Starting a Lawsuit: Parties & Beginning Process

An error occurred trying to load this video.

Try refreshing the page, or contact customer support.

Coming up next: Threshold Requirements: Standing, Case or Controversy & Ripeness

You're on a roll. Keep up the good work!

Take Quiz Watch Next Lesson
Your next lesson will play in 10 seconds
  • 0:05 Parties to a Lawsuit
  • 0:39 Beginning Steps in a Lawsuit
  • 3:34 Trial Steps in a Lawsuit
  • 4:33 Lesson Summary
Save Save Save

Want to watch this again later?

Log in or sign up to add this lesson to a Custom Course.

Log in or Sign up

Speed Speed
Lesson Transcript
Instructor: Kat Kadian-Baumeyer

Kat has a Master of Science in Organizational Leadership and Management and teaches Business courses.

There are two parties to a lawsuit: the plaintiff, who initiates the lawsuit, and the defendant, who defends against the allegations waged against him. A lawsuit is a process that involves several steps beginning with the filing of a complaint and ending with a judge's or jury's decision.

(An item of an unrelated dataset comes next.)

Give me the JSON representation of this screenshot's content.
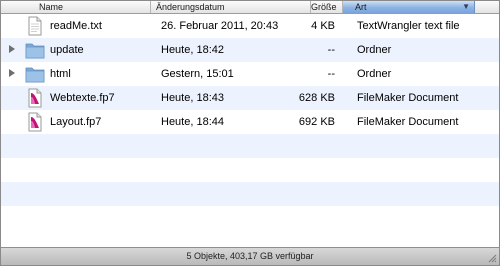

Parties to a Lawsuit

Have you ever watched a really exciting courtroom drama and wondered who's who in the courtroom?

Let's make sense out of the parties:

  • A plaintiff is a party who initiates a lawsuit or who yields allegations against another party
  • A defendant is on the receiving end of the allegations
  • A lawyer is a professional who represents a party in a court of law
  • A judge is a professional who oversees and makes decisions in court cases

Now that we understand who's who in a courtroom, just how does a person initiate a lawsuit?

Beginning Steps in a Lawsuit

To simplify the process, let's look at the steps that are taken to initiate a lawsuit:

  1. The plaintiff files a complaint with the court and a summons is delivered to the defendant
  2. The defendant answers the complaint and may counterclaim against the plaintiff
  3. Discovery of testimony through interrogatories and depositions take place
  4. A judge or jury hears the case, and a judgment is made
  5. If either party is not satisfied with the outcome, an appeal may be filed with a higher court

Let's add details to the process. Once a person believes they have been wronged and wants to sue, the first thing done is the filing of a complaint, a written statement containing claims of damages one suffered as a result of another person. This is the plaintiff.

Each wrongful act is considered a separate cause of action in the complaint. And, there can be several causes of action in only one complaint. These are the legal grounds and the facts of the case. The complaint serves to let the defendant know that impending legal action is coming his way.

Once a complaint has been filed, the defendant is notified by way of a summons, or an official notice from the court that an action is being taken against the defendant. It also states where the defendant must appear.

The defendant has 20-30 days to file an answer with the court. The answer contains the defendant's response to the claims against him. If the defendant neglects to answer to the claims against him, a default judgment will be granted in favor of the plaintiff. In other words, the plaintiff wins by default. Sometimes, the defendant may decide to file a counterclaim against the plaintiff. This is similar to the original complaint, but accuses the plaintiff of an action.

To set this into motion, Jim was driving east on a dark road. He neglected to turn his headlights on. Dennis was driving west on the same dark road. Dennis crashed into Jim causing major damage to Jim's car.

Jim filed a lawsuit against Dennis for negligence. Fair enough, Dennis should have been more careful when driving on a dark road. However, Dennis was not completely convinced that he was 100% at fault. After all, Jim was driving without headlights.

Dennis can file a counterclaim stating that the accident was not totally his fault. Had Jim's headlights been on, he would have seen Jim barreling down the road and avoided careening into his car.

Information about the case must be presented. This information is mined through discovery and is the opportunity to gain information and evidence from the other party. This is done in a couple of ways.

Interrogatories and depositions provide information based on testimony. There is a difference between interrogatories and depositions. Interrogatories are written answers to specific questions posed by the other party. Depositions are oral arguments in response to questions asked by the other party. Once all of the evidence and testimony is gathered, the case goes before a judge.

To unlock this lesson you must be a Member.
Create your account

Register to view this lesson

Are you a student or a teacher?

Unlock Your Education

See for yourself why 30 million people use

Become a member and start learning now.
Become a Member  Back
What teachers are saying about
Try it risk-free for 30 days

Earning College Credit

Did you know… We have over 200 college courses that prepare you to earn credit by exam that is accepted by over 1,500 colleges and universities. You can test out of the first two years of college and save thousands off your degree. Anyone can earn credit-by-exam regardless of age or education level.

To learn more, visit our Earning Credit Page

Transferring credit to the school of your choice

Not sure what college you want to attend yet? has thousands of articles about every imaginable degree, area of study and career path that can help you find the school that's right for you.

Create an account to start this course today
Try it risk-free for 30 days!
Create an account